> _Task to carry out_
Look through the listing below for lines containing "secao". State how many there are, and nothing else.

> _Given information_
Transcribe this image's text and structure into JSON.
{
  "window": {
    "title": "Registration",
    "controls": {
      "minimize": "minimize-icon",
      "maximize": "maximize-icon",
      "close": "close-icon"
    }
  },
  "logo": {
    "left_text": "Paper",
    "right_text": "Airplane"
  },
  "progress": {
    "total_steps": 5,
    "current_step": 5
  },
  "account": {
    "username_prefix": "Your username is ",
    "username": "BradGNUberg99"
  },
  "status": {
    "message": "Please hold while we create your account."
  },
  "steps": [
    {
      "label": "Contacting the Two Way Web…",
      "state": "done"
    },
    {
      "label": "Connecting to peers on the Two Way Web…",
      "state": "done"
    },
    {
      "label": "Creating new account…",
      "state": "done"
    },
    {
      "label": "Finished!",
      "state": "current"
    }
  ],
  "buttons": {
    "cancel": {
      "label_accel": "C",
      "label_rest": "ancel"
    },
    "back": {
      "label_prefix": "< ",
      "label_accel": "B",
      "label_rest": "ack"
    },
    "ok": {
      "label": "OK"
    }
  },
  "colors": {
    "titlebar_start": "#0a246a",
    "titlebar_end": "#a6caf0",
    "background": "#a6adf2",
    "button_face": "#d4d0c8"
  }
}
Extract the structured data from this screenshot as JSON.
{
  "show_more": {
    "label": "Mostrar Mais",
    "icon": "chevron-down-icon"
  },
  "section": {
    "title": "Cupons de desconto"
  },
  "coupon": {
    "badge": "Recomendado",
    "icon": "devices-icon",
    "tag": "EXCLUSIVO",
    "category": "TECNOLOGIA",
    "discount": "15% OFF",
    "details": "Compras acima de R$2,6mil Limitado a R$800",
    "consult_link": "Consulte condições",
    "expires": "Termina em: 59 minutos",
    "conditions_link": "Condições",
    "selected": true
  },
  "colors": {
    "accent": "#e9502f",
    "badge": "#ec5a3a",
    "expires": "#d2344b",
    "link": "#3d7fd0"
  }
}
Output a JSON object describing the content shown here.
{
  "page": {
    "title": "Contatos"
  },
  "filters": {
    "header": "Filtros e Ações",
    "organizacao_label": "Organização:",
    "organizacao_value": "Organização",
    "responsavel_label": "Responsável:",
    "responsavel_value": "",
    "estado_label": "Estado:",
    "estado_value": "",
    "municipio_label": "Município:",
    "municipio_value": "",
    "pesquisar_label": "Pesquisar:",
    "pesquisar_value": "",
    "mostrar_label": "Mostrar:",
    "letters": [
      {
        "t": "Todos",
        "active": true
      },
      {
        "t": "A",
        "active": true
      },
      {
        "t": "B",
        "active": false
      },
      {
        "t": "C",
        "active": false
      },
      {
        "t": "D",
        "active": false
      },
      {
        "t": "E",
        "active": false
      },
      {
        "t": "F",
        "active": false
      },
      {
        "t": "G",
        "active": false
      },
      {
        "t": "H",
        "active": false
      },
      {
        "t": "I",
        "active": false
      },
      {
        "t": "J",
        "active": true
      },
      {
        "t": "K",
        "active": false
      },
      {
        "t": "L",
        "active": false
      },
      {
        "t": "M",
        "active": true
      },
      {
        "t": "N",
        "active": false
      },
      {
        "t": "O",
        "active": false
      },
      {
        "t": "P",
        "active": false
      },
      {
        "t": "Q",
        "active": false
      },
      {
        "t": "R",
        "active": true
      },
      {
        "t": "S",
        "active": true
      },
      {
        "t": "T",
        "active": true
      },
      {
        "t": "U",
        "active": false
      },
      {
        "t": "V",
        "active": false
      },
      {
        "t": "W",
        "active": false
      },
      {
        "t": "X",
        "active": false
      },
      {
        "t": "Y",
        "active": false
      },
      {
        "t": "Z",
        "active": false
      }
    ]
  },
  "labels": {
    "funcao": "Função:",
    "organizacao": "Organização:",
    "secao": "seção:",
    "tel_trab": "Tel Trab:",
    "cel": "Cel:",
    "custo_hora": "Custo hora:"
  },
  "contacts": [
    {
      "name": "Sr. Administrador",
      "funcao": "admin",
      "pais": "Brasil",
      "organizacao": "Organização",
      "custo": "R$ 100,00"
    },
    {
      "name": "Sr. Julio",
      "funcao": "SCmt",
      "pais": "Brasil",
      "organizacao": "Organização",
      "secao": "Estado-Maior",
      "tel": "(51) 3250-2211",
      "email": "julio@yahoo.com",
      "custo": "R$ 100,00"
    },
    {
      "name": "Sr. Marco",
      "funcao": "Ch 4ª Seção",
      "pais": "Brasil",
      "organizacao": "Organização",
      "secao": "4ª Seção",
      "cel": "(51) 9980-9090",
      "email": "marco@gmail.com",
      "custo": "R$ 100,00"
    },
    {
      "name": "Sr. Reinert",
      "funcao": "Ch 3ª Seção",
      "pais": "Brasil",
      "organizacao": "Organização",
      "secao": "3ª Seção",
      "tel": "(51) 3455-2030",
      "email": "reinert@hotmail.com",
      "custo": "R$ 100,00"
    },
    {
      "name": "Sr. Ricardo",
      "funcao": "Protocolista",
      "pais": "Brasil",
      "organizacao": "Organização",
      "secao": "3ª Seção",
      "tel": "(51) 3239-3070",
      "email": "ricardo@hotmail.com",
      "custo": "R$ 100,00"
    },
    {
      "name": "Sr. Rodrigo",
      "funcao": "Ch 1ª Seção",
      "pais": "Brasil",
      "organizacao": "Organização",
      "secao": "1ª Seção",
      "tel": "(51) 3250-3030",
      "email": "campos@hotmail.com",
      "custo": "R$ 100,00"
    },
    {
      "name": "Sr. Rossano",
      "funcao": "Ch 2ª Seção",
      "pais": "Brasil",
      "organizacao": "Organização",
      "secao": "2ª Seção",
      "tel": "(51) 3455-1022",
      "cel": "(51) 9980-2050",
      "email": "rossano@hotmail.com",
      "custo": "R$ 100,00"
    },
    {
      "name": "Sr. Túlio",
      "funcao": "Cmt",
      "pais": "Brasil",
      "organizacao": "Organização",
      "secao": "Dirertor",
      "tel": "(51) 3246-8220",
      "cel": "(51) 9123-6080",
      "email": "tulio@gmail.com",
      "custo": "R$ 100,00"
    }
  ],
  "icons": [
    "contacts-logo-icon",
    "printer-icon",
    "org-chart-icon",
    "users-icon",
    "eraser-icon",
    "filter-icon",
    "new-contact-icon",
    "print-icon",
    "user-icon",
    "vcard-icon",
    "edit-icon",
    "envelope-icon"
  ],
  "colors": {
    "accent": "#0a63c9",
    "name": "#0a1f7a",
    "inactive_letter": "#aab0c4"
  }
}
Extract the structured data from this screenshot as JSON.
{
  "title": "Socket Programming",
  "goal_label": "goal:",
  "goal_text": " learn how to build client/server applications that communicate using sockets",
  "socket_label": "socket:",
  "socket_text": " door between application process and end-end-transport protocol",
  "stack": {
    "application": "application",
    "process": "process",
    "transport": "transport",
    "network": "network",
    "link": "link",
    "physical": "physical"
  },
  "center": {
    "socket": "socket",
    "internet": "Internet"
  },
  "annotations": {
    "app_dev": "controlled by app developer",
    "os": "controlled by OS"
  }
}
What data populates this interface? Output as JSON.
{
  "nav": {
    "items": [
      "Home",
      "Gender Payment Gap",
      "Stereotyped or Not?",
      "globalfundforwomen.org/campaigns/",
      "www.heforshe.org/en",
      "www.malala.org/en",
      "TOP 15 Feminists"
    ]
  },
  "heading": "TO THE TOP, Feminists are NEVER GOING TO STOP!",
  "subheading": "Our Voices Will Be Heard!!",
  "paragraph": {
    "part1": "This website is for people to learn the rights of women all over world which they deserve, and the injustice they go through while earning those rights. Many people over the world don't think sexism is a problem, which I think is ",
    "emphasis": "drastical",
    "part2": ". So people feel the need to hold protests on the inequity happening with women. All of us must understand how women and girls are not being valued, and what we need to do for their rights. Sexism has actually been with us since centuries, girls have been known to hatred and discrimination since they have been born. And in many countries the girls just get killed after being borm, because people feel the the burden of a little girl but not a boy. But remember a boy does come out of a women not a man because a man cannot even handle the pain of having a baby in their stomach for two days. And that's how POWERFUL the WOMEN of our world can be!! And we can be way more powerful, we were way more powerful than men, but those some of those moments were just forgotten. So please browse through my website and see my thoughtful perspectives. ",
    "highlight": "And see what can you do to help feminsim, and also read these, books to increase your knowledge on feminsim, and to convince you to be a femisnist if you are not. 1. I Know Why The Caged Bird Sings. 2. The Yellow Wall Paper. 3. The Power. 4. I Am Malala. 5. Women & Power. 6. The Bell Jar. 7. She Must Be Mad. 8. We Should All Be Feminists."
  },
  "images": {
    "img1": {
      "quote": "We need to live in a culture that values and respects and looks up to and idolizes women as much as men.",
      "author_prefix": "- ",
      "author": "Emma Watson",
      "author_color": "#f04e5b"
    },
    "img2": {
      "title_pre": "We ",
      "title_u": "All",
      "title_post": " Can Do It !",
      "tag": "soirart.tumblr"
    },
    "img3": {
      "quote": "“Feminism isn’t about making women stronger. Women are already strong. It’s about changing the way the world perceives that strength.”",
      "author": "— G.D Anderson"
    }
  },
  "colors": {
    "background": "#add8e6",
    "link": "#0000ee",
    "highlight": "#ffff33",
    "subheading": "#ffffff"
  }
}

> _Task output_
8